With the multiyear Project Splash, IBM will take its massive computational capabilities to help government agencies, health care providers and businesses develop comprehensive strategies to deal with a host of public health challenges, starting with childhood obesity.
IBM is turning its massive computational
and data analysis capabilities to the health care field.
IBM officials on May 6
announced a project at their Almaden Research facilities to take public health
data that's already been collected to help government agencies, businesses and
health care providers develop strategies to better take on a host of medical
issues, starting with childhood obesity.
Right now, only basic connections can be made when dealing with
diseases like diabetes because, while massive amounts of data has been
gathered, the data hasn't been collected, integrated and analyzed to the extent
needed to develop comprehensive measures for combating the illnesses, according
to IBM officials.
"When we think about the factors that affect a person's health,
the biggest challenge of all is that there isn't just one factor, but it's a
collection of interacting factors," former IBM
executive Irving Wladawsky-Berger said in a video presentation about project
Those factors encompass a host of areas, from finance and urban
planning to a person's eating and exercise habits, socio-economic status,
family life, where they live, clinical research and the media, according to IBM.
With this multiyear project, Big Blue's job is now to integrate
those factors together and help develop comprehensive programs to address the
"Lots of different organizations have models or ways of
understanding pieces of what is a very complex system," Paul Maglio, research
scientist at IBM Research, said in a video
presentation. "But nobody brings those different pieces together. That is what
the grand challenge is: How do we put all these things together into a single,
That is what IBM is aiming
to do with the broad technology tools at its disposal.
"Nobody else in the world has the computational ability and
computational science that we have," Maglio said. "We're the only ones who can
actually bring all of these things together and integrate them and actually run
In the case of childhood obesity, the connection to processed
foods and lack of exercise has been made, according to IBM.
By analyzing all the data involved and running various simulations, the company
may be able to help government agencies and businesses decide whether offering
incentives to health food stores to relocate to town or to locate grocery
stores closer to bus stops may be worthwhile.
Another example from IBM
would be determining the impact of food labels on marketing plans, shopping
habits or the quality of school lunches.
"Our ability to advance the health of our population is

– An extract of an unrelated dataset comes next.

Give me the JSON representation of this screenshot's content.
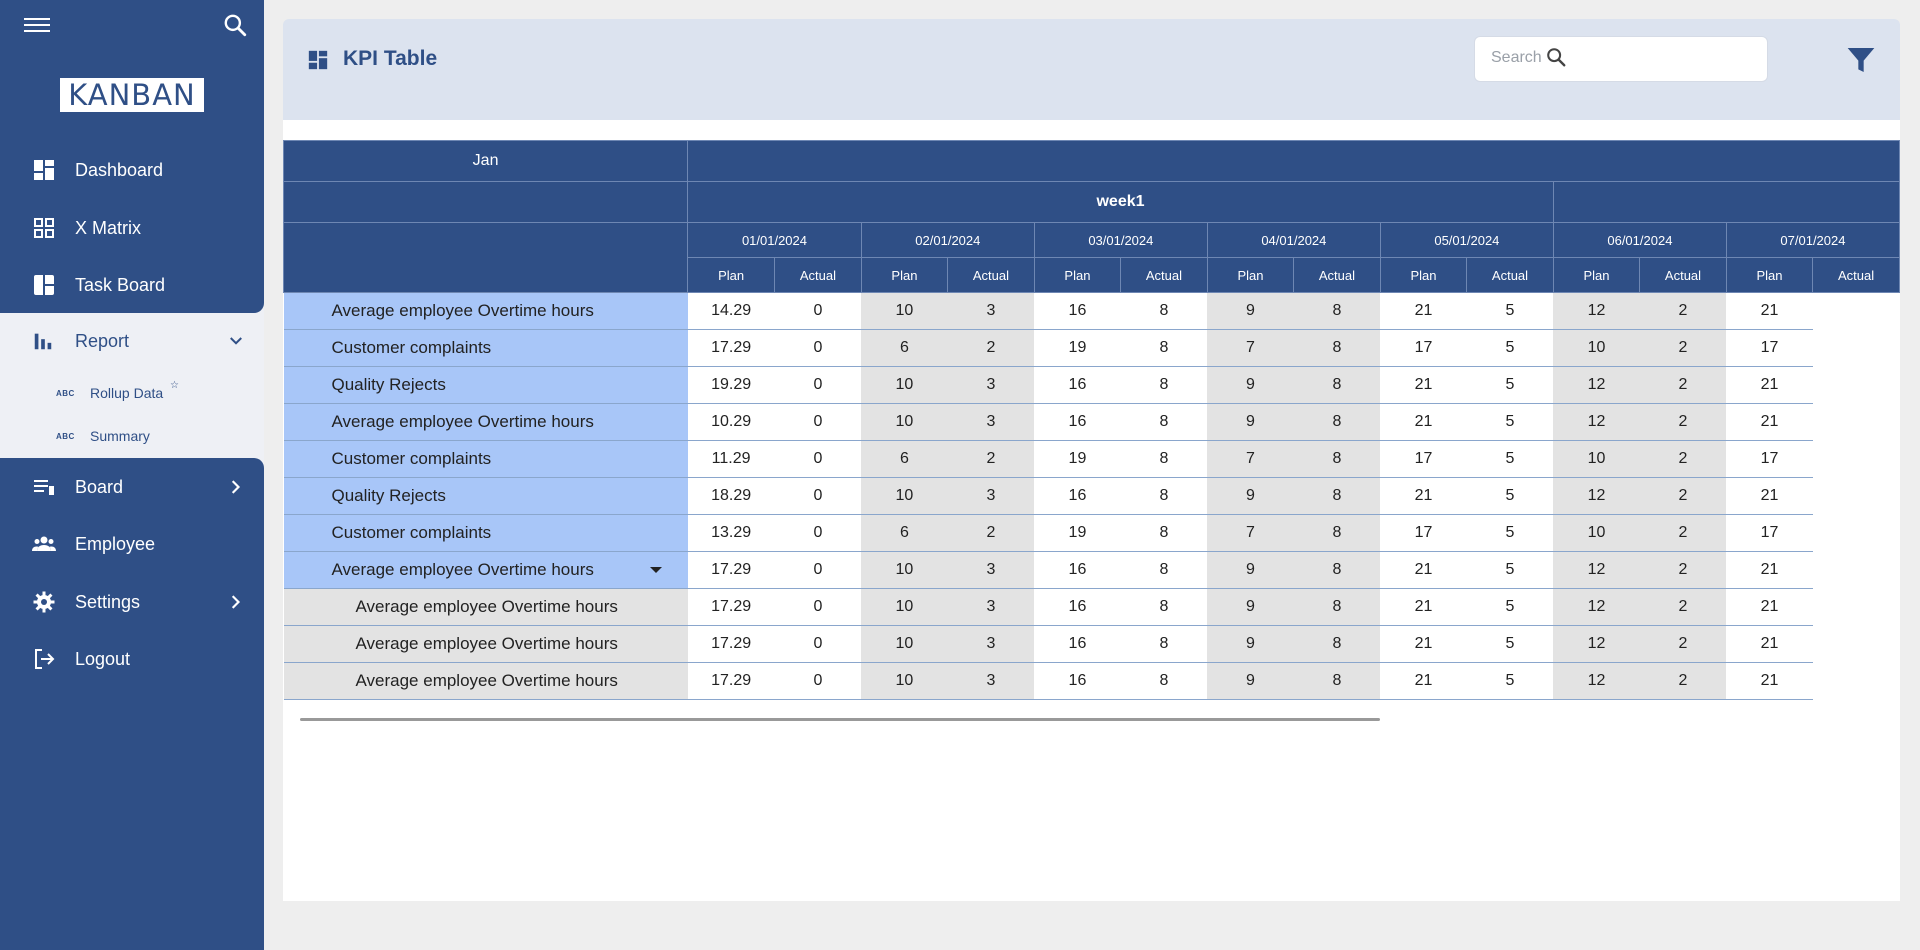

currently limited to maintaining healthy life choices and working within a
health care delivery system because it's been impossible to understand and to
quantify precisely how each factor in our environment plays a role,"
Martin Sepulveda, IBM fellow and vice
president for integrated health services at IBM,
said in a statement. "We hope the results of this project will help
individuals, governments and businesses actually understand exactly how the
actions they take affect health-and then work together to make better decisions
that make it easy to be healthy."